In Kinexus Representative LLC v. Advent Software, Inc., C.A. No. 1161-VCN (July 5, 2012), the Court of Chancery granted defendant’s renewed Rule 41 motion to dismiss an action filed seven years ago which involved a dispute about an “earn out” payment related to defendant Advent’s acquisition of Kinexus Corp. approximately ten years ago.  A year ago, the Court denied the defendant’s Rule 41 motion to dismiss while severely criticizing the plaintiffs for their failure to take steps to prosecute the action.  The Court then entered a revised scheduling order, but unfortunately for the plaintiffs, nothing of any substance happened.  Indeed, the only things that changed in the interim were the reasons why the plaintiffs could not comply with the discovery schedule or proceed with the case — bankruptcy, a federal investigation, and the resignation of lead trial counsel. 
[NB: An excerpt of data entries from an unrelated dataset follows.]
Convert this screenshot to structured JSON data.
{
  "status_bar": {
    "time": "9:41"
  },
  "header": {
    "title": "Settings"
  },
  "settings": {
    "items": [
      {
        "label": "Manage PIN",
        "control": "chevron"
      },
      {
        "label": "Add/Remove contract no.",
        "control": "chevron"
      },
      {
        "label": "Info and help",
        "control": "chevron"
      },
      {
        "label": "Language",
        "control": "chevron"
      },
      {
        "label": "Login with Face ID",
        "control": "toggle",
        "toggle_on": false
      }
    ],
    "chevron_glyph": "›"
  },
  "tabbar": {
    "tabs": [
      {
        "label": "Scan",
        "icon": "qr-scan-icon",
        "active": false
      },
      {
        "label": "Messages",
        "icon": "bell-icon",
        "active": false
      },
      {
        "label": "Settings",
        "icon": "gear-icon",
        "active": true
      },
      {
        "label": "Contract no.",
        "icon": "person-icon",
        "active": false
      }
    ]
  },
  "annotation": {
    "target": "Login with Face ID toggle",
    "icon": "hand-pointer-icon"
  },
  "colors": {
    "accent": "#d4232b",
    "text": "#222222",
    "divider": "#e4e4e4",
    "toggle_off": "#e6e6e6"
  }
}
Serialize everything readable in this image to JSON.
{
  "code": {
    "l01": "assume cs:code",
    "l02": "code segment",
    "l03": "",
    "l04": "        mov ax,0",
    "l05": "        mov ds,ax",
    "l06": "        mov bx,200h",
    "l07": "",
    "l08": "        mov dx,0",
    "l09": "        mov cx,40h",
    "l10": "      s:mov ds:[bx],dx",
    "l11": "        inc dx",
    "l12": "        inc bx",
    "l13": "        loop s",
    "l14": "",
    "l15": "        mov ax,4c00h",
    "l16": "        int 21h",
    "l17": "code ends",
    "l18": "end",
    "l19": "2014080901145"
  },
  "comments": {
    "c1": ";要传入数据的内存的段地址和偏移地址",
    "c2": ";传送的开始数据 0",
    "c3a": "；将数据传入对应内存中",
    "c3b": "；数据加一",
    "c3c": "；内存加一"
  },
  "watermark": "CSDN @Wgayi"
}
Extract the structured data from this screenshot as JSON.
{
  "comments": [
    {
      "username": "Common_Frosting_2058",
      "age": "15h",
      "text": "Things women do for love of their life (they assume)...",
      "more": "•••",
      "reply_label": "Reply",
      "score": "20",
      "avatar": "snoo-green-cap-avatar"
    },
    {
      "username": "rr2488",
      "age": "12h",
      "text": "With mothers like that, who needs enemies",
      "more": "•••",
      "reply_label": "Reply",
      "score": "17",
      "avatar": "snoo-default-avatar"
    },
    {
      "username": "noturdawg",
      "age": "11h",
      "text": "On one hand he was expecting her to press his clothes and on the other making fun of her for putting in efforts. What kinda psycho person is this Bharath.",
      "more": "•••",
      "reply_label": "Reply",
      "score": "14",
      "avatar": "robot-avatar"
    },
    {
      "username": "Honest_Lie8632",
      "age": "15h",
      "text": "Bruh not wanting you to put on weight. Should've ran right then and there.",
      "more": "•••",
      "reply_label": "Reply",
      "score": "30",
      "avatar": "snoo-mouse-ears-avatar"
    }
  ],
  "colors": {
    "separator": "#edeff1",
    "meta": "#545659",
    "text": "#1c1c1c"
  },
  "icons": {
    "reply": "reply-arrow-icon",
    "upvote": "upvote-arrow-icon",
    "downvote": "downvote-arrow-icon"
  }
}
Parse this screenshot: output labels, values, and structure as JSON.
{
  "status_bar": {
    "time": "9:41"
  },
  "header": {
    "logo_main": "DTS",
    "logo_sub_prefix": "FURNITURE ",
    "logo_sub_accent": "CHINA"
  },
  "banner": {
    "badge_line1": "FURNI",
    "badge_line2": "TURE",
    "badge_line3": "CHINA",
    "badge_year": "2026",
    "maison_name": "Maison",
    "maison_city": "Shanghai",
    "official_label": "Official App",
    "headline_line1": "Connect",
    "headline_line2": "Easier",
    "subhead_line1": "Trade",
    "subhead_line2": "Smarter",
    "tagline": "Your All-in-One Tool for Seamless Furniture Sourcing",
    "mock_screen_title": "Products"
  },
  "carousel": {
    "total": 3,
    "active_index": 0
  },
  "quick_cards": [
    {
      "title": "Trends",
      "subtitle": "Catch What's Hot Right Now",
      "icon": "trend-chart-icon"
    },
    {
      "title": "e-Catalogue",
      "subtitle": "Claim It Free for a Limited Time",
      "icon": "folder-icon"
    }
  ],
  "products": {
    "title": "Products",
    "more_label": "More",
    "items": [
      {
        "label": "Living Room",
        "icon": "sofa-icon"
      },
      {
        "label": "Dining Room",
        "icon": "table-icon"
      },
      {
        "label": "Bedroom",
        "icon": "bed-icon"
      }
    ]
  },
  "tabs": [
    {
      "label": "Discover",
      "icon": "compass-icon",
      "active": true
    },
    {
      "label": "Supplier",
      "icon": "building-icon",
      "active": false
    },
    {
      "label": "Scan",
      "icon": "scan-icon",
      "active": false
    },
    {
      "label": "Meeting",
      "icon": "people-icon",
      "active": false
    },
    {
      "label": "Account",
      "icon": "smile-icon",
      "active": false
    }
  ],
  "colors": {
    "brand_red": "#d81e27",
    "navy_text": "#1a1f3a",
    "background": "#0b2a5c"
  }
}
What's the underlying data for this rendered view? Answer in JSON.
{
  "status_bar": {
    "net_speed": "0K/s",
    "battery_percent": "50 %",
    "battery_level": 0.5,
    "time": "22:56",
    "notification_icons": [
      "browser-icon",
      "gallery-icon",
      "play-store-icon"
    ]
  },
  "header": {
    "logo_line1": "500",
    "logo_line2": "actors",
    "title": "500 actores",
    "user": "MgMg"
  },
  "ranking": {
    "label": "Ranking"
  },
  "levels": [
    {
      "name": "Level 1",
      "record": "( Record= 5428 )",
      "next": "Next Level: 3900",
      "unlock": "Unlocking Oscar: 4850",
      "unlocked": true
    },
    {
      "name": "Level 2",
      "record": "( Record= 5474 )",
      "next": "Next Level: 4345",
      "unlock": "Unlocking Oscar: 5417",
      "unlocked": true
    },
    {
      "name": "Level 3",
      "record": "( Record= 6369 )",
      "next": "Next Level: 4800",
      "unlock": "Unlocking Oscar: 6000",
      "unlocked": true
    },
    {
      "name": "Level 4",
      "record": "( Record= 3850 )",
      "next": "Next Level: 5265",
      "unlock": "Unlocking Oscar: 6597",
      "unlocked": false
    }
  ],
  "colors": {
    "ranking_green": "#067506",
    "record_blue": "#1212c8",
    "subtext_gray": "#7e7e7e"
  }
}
Under Court of Chancery Rule 41(b), the Court may dismiss an action for a failure to prosecute the matter or a failure to comply with a court order.  Noting that prejudice to the defendant included additional costs; extensive turnover in personnel making it more burdensome to find appropriate witnesses and  “the simple fact that the passage of a decade from the events in question will dim memories,” the Court found that both components of Rule 41(b) were met — the plaintiffs had failed to prosecute the case and to comply with the Court’s scheduling order.